▶ The problem: Lines in which "Association" appears should be pulled from the data below.

▶ Records provided:
..............................

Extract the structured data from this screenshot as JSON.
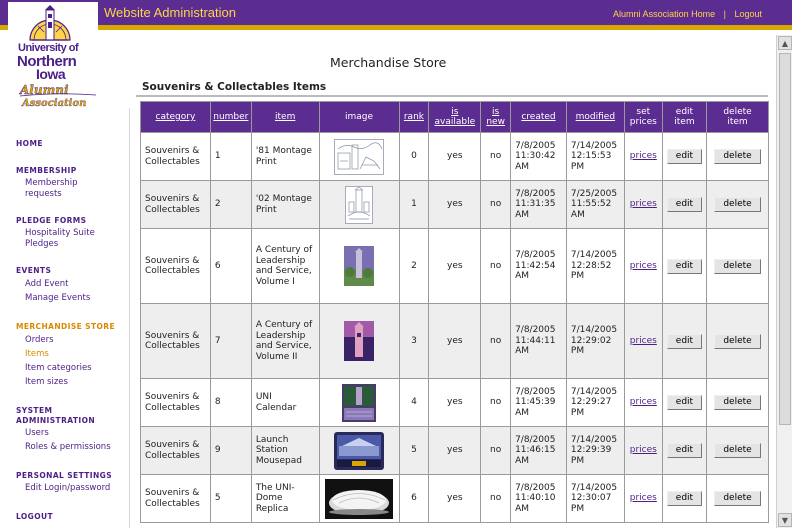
{
  "header": {
    "title": "Website Administration",
    "links": [
      {
        "label": "Alumni Association Home"
      },
      {
        "label": "Logout"
      }
    ]
  },
  "logo": {
    "line1": "University of",
    "line2": "Northern",
    "line3": "Iowa",
    "script1": "Alumni",
    "script2": "Association"
  },
  "sidebar": {
    "sections": [
      {
        "heading": "HOME",
        "items": []
      },
      {
        "heading": "MEMBERSHIP",
        "items": [
          {
            "label": "Membership"
          },
          {
            "label": "requests"
          }
        ]
      },
      {
        "heading": "PLEDGE FORMS",
        "items": [
          {
            "label": "Hospitality Suite"
          },
          {
            "label": "Pledges"
          }
        ]
      },
      {
        "heading": "EVENTS",
        "items": [
          {
            "label": "Add Event"
          },
          {
            "label": "Manage Events"
          }
        ]
      },
      {
        "heading": "MERCHANDISE STORE",
        "items": [
          {
            "label": "Orders"
          },
          {
            "label": "Items"
          },
          {
            "label": "Item categories"
          },
          {
            "label": "Item sizes"
          }
        ]
      },
      {
        "heading": "SYSTEM",
        "heading2": "ADMINISTRATION",
        "items": [
          {
            "label": "Users"
          },
          {
            "label": "Roles & permissions"
          }
        ]
      },
      {
        "heading": "PERSONAL SETTINGS",
        "items": [
          {
            "label": "Edit Login/password"
          }
        ]
      },
      {
        "heading": "LOGOUT",
        "items": []
      }
    ],
    "active_section": "MERCHANDISE STORE",
    "active_item": "Items"
  },
  "main": {
    "page_title": "Merchandise Store",
    "section_title": "Souvenirs & Collectables Items"
  },
  "table": {
    "headers": {
      "category": "category",
      "number": "number",
      "item": "item",
      "image": "image",
      "rank": "rank",
      "is_available_1": "is",
      "is_available_2": "available",
      "is_new_1": "is",
      "is_new_2": "new",
      "created": "created",
      "modified": "modified",
      "set_prices_1": "set",
      "set_prices_2": "prices",
      "edit_1": "edit",
      "edit_2": "item",
      "delete_1": "delete",
      "delete_2": "item"
    },
    "rows": [
      {
        "category": "Souvenirs & Collectables",
        "number": "1",
        "item": "'81 Montage Print",
        "image": "sketch-print",
        "rank": "0",
        "available": "yes",
        "new": "no",
        "created": "7/8/2005 11:30:42 AM",
        "modified": "7/14/2005 12:15:53 PM",
        "prices": "prices",
        "edit": "edit",
        "delete": "delete"
      },
      {
        "category": "Souvenirs & Collectables",
        "number": "2",
        "item": "'02 Montage Print",
        "image": "sketch-print-2",
        "rank": "1",
        "available": "yes",
        "new": "no",
        "created": "7/8/2005 11:31:35 AM",
        "modified": "7/25/2005 11:55:52 AM",
        "prices": "prices",
        "edit": "edit",
        "delete": "delete"
      },
      {
        "category": "Souvenirs & Collectables",
        "number": "6",
        "item": "A Century of Leadership and Service, Volume I",
        "image": "book-cover-1",
        "rank": "2",
        "available": "yes",
        "new": "no",
        "created": "7/8/2005 11:42:54 AM",
        "modified": "7/14/2005 12:28:52 PM",
        "prices": "prices",
        "edit": "edit",
        "delete": "delete"
      },
      {
        "category": "Souvenirs & Collectables",
        "number": "7",
        "item": "A Century of Leadership and Service, Volume II",
        "image": "book-cover-2",
        "rank": "3",
        "available": "yes",
        "new": "no",
        "created": "7/8/2005 11:44:11 AM",
        "modified": "7/14/2005 12:29:02 PM",
        "prices": "prices",
        "edit": "edit",
        "delete": "delete"
      },
      {
        "category": "Souvenirs & Collectables",
        "number": "8",
        "item": "UNI Calendar",
        "image": "calendar",
        "rank": "4",
        "available": "yes",
        "new": "no",
        "created": "7/8/2005 11:45:39 AM",
        "modified": "7/14/2005 12:29:27 PM",
        "prices": "prices",
        "edit": "edit",
        "delete": "delete"
      },
      {
        "category": "Souvenirs & Collectables",
        "number": "9",
        "item": "Launch Station Mousepad",
        "image": "mousepad",
        "rank": "5",
        "available": "yes",
        "new": "no",
        "created": "7/8/2005 11:46:15 AM",
        "modified": "7/14/2005 12:29:39 PM",
        "prices": "prices",
        "edit": "edit",
        "delete": "delete"
      },
      {
        "category": "Souvenirs & Collectables",
        "number": "5",
        "item": "The UNI-Dome Replica",
        "image": "dome-replica",
        "rank": "6",
        "available": "yes",
        "new": "no",
        "created": "7/8/2005 11:40:10 AM",
        "modified": "7/14/2005 12:30:07 PM",
        "prices": "prices",
        "edit": "edit",
        "delete": "delete"
      }
    ]
  },
  "colors": {
    "brand_purple": "#5c2d91",
    "brand_gold": "#d8a800",
    "active_orange": "#d68a00"
  }
}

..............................

▶ Output:
        "label": "Alumni Association Home"
    "script2": "Association"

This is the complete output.